> _Work instructions_
From the first line below to the last, reproduce the material exactly and leave out the images.

> _Data section_
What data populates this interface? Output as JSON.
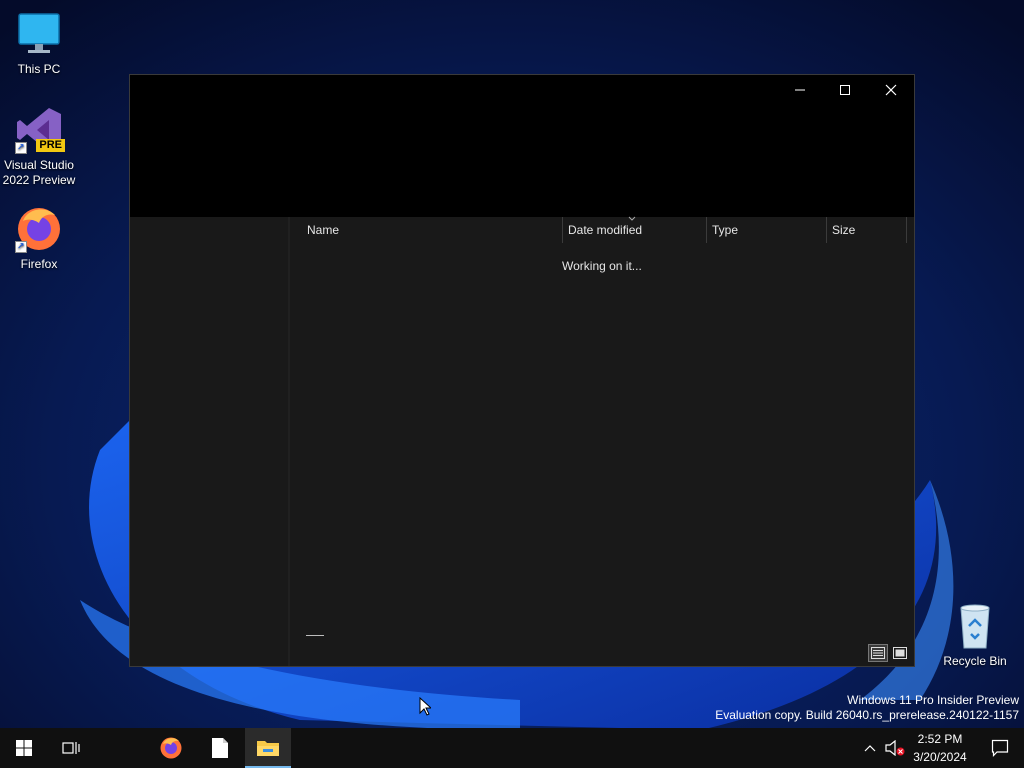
{
  "desktop": {
    "icons": [
      {
        "label": "This PC"
      },
      {
        "label": "Visual Studio 2022 Preview",
        "badge": "PRE"
      },
      {
        "label": "Firefox"
      },
      {
        "label": "Recycle Bin"
      }
    ]
  },
  "explorer": {
    "columns": [
      {
        "label": "Name"
      },
      {
        "label": "Date modified"
      },
      {
        "label": "Type"
      },
      {
        "label": "Size"
      }
    ],
    "status_message": "Working on it..."
  },
  "watermark": {
    "line1": "Windows 11 Pro Insider Preview",
    "line2": "Evaluation copy. Build 26040.rs_prerelease.240122-1157"
  },
  "taskbar": {
    "time": "2:52 PM",
    "date": "3/20/2024"
  },
  "colors": {
    "accent": "#76b9ed",
    "window_bg": "#191919",
    "titlebar_bg": "#000000"
  }
}
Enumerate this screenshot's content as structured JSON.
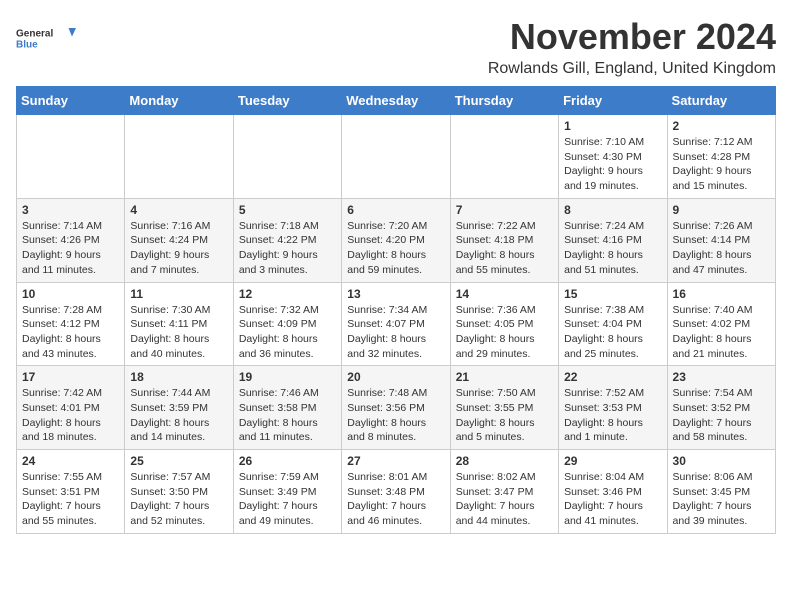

> _Output_
What data populates this interface? Output as JSON.
{
  "desktop": {
    "icons": [
      {
        "label": "This PC"
      },
      {
        "label": "Visual Studio 2022 Preview",
        "badge": "PRE"
      },
      {
        "label": "Firefox"
      },
      {
        "label": "Recycle Bin"
      }
    ]
  },
  "explorer": {
    "columns": [
      {
        "label": "Name"
      },
      {
        "label": "Date modified"
      },
      {
        "label": "Type"
      },
      {
        "label": "Size"
      }
    ],
    "status_message": "Working on it..."
  },
  "watermark": {
    "line1": "Windows 11 Pro Insider Preview",
    "line2": "Evaluation copy. Build 26040.rs_prerelease.240122-1157"
  },
  "taskbar": {
    "time": "2:52 PM",
    "date": "3/20/2024"
  },
  "colors": {
    "accent": "#76b9ed",
    "window_bg": "#191919",
    "titlebar_bg": "#000000"
  }
}
Enumerate this screenshot's content as structured JSON.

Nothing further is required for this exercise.